Mayer Brown’s Larry Cunningham testified today before the House Financial Services Committee at a hearing titled: Oversight of the SEC’s Proposed Climate Disclosure Rule: A Future of Legal Hurdles.

The SEC’s proposed climate risk disclosure rules, which we discussed here have proven to be quite controversial and generated significant comment from market participants.  The SEC is anticipated to finalize the rules soon and these may be subject to challenge.

Watch Larry’s testimony here. Read Larry’s testimony here.

A REVIEW OF EXECUTIVE COMPENSATION SURVEYS: PART II

Private companies face unique challenges and opportunities when it comes to designing and implementing executive compensation plans. Unlike public companies, which are subject to extensive disclosure and regulatory requirements, private companies have more flexibility and discretion in determining how to reward and retain their key talent.  Private companies must balance a variety of interests as well, including those of owners and other investors as well as employees and customers.  Compensation practices should align with strategic goals and market realities. In this post, we review some trends and insights gleaned from executive compensation surveys that focus on private companies, especially startups, and discuss some implications and best practices for our private company clients.

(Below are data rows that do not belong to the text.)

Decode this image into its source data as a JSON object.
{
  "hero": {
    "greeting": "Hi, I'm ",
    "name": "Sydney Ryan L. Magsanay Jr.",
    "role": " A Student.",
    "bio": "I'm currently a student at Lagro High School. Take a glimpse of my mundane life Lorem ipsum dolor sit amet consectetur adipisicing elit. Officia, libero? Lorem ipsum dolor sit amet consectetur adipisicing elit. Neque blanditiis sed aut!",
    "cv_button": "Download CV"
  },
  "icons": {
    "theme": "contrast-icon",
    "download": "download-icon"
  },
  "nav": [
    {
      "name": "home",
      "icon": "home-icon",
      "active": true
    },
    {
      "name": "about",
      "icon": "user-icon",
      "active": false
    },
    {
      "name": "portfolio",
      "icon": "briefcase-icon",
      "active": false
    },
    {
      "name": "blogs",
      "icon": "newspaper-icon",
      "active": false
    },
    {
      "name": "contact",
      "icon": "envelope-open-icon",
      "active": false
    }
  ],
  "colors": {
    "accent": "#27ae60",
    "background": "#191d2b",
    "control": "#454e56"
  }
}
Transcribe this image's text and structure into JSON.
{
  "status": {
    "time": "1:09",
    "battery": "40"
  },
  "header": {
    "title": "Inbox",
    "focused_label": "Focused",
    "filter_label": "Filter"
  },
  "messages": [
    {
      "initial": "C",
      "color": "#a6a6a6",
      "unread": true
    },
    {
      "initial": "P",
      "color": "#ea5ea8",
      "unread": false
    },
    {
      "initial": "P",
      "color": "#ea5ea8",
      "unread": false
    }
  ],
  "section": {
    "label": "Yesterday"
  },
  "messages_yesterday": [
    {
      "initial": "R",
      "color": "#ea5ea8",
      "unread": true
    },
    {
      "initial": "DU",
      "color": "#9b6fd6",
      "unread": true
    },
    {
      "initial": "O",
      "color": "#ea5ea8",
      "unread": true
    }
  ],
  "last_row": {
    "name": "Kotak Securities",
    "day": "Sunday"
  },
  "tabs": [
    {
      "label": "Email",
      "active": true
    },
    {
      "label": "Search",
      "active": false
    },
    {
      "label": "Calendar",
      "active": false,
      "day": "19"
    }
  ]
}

In the second of three reviews of compensation surveys, we examine trends in private company compensation. Read more >>

A REVIEW OF COMPENSATION SURVEYS: PART I

Historically, public company directors served without pay and with light workloads. Even after 1969, when Delaware law first authorized directors to set their own compensation, pay remained nominal. Directors generally kept a low profile, with a mandate often limited to advising or cheering on the chief executive. 

All that has changed—gradually for several decades and more rapidly in recent years. Today, serving as a public company director entails increased demands on directors, along with related liability risks.  Directors are expected to adhere to stringent independence standards; preside over both strategic direction and oversight of every possible risk; and be on call to respond to crises. 

In the first of three reviews of compensation surveys, we examine trends in director compensation. Read more >>